A breath test could be useful in caring for chronic pain patients as well as for checking for illegal drug use.

“There are a few ways we think this could impact society,” says Cristina Davis, chair of the mechanical and aerospace engineering department at the University of California, Davis, who led the research along with Michael Schivo from the university’s Medical Center.

Doctors and nurses treating chronic pain may need to monitor patients to make sure they are taking their drugs correctly, that their prescribed drugs are being metabolized properly, and that they are not taking additional medications. Blood tests are the gold standard: a reliable, noninvasive test would be a useful alternative.

For the test postdoctoral researcher Eva Borras, Davis, and colleagues developed, subjects breathe normally into a specialized collection device. The device holds condensed droplets from breath for storage in a freezer until testing. Davis’ lab uses mass spectrometry to identify compounds in the samples.

The researchers tested the technique in a small group of patients receiving infusions of pain medications including morphine and hydromorphone, or oral doses of oxycodone. They were therefore able to compare opioid metabolites in breath with both blood samples and the doses given to patients.

“We can see both the original drug and metabolites in exhaled breath,” Davis says.

Fully validating the breath test will require more data from larger groups of patients, she says. Davis’ laboratory is working toward real-time, bedside testing.

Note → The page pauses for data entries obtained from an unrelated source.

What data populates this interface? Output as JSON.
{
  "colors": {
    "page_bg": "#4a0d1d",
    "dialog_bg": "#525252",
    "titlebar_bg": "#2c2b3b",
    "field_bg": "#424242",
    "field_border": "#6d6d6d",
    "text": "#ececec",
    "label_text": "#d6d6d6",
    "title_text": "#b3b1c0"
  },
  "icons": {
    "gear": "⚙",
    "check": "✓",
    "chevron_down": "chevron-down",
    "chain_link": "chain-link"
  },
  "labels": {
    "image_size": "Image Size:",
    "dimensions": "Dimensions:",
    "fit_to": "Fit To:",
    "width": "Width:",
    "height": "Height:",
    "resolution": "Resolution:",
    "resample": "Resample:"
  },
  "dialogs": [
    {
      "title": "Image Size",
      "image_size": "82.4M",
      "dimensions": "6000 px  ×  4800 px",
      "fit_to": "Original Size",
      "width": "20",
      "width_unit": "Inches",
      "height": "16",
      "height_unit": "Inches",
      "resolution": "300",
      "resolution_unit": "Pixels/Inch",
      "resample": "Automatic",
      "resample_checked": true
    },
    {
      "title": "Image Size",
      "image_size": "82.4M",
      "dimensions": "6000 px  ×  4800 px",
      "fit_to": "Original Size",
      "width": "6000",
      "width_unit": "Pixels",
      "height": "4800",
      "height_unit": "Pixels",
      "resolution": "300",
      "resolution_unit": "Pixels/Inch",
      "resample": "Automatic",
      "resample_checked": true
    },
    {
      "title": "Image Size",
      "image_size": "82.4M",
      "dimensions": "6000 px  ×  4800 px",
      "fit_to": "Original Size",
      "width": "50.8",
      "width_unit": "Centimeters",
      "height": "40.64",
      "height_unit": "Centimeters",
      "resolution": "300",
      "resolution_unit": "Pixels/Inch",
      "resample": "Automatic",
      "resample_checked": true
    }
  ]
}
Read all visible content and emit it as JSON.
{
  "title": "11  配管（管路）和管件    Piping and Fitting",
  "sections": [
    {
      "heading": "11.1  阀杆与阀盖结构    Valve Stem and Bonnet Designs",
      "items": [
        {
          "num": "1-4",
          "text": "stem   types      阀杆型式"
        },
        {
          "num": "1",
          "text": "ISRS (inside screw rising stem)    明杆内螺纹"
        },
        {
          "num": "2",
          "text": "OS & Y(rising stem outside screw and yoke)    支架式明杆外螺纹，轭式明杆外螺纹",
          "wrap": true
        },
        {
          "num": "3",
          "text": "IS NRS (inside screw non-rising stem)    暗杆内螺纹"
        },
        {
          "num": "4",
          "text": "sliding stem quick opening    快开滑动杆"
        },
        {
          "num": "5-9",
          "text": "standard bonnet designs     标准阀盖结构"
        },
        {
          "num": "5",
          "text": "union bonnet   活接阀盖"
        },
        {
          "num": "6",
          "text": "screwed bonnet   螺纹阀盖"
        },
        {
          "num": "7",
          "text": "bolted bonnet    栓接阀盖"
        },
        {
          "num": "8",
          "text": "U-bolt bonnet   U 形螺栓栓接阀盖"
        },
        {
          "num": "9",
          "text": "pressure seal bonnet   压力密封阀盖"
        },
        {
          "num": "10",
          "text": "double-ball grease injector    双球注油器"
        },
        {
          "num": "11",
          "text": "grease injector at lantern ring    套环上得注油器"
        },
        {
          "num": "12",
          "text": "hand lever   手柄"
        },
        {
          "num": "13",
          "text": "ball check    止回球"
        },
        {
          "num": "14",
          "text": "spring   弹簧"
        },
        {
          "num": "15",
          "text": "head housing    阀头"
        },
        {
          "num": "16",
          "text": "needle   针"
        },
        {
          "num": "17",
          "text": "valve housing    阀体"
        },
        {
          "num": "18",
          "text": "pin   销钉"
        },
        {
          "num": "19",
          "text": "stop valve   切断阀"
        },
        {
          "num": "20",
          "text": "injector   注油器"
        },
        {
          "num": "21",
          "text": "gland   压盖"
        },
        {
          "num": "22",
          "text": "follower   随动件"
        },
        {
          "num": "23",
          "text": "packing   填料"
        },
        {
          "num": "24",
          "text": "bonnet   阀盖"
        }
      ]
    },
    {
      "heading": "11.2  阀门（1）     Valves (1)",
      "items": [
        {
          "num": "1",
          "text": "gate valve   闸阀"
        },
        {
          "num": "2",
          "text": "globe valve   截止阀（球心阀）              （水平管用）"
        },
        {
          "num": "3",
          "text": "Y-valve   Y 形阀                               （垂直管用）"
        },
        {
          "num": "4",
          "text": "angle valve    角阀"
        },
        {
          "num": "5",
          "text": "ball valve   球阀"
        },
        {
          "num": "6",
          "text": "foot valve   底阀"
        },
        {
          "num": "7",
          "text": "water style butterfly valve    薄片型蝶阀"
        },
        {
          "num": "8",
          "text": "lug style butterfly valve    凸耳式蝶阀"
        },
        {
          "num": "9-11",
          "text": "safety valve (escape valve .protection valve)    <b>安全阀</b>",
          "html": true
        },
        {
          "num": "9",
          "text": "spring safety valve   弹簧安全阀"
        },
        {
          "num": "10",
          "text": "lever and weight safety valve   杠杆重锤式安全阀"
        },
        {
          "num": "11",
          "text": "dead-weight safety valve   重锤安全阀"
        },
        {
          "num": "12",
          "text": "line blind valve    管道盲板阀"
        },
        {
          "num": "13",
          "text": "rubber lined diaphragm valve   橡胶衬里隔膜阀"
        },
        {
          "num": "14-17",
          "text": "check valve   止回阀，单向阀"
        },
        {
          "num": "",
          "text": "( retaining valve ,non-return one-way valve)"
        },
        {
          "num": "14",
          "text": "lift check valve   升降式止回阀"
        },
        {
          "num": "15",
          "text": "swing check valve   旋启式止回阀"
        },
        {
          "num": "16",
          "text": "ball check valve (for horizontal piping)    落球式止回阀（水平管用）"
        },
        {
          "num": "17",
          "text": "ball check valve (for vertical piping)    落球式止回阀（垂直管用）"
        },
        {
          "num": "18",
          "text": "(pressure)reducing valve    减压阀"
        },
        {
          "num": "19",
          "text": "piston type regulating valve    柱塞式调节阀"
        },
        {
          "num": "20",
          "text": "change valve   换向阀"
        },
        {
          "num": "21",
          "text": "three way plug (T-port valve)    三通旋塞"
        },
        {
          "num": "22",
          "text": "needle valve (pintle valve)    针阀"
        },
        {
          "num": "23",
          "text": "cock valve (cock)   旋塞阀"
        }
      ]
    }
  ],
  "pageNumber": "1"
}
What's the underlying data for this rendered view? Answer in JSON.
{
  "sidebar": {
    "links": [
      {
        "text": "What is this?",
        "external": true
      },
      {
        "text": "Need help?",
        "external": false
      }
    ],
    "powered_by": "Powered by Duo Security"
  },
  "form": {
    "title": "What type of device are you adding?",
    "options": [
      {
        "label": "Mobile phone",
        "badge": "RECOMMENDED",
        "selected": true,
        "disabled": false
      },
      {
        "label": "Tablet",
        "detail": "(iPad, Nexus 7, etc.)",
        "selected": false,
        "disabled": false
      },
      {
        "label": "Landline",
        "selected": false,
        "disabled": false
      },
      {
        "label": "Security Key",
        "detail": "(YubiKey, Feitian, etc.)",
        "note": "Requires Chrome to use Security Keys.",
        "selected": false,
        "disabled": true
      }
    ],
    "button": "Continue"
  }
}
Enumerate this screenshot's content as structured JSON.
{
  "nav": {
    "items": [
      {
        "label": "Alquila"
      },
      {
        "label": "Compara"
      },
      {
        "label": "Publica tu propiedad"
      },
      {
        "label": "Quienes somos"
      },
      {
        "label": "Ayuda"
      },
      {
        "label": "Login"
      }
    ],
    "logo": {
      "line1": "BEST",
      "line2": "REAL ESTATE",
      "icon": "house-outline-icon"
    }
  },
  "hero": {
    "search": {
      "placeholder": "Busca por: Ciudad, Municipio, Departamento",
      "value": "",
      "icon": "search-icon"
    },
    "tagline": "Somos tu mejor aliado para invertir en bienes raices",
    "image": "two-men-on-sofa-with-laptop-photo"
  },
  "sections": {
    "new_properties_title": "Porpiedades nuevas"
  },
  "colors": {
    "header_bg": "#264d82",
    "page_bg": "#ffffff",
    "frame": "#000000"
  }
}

Davis’ laboratory is working on a variety of applications for detecting small amounts of chemicals, especially in air and exhaled breath. Other projects include diagnosing influenza in people and citrus greening disease in fruit trees.

The work is published in the Journal of Breath Research.

The UC Davis Medical Center’s Collaborative for Diagnostic Innovation, the US Department of Energy, and the NIH supported the work. Additional coauthors are from UC Davis; Lawrence Livermore National Laboratory; and the VA Northern California Health System.

Source: UC Davis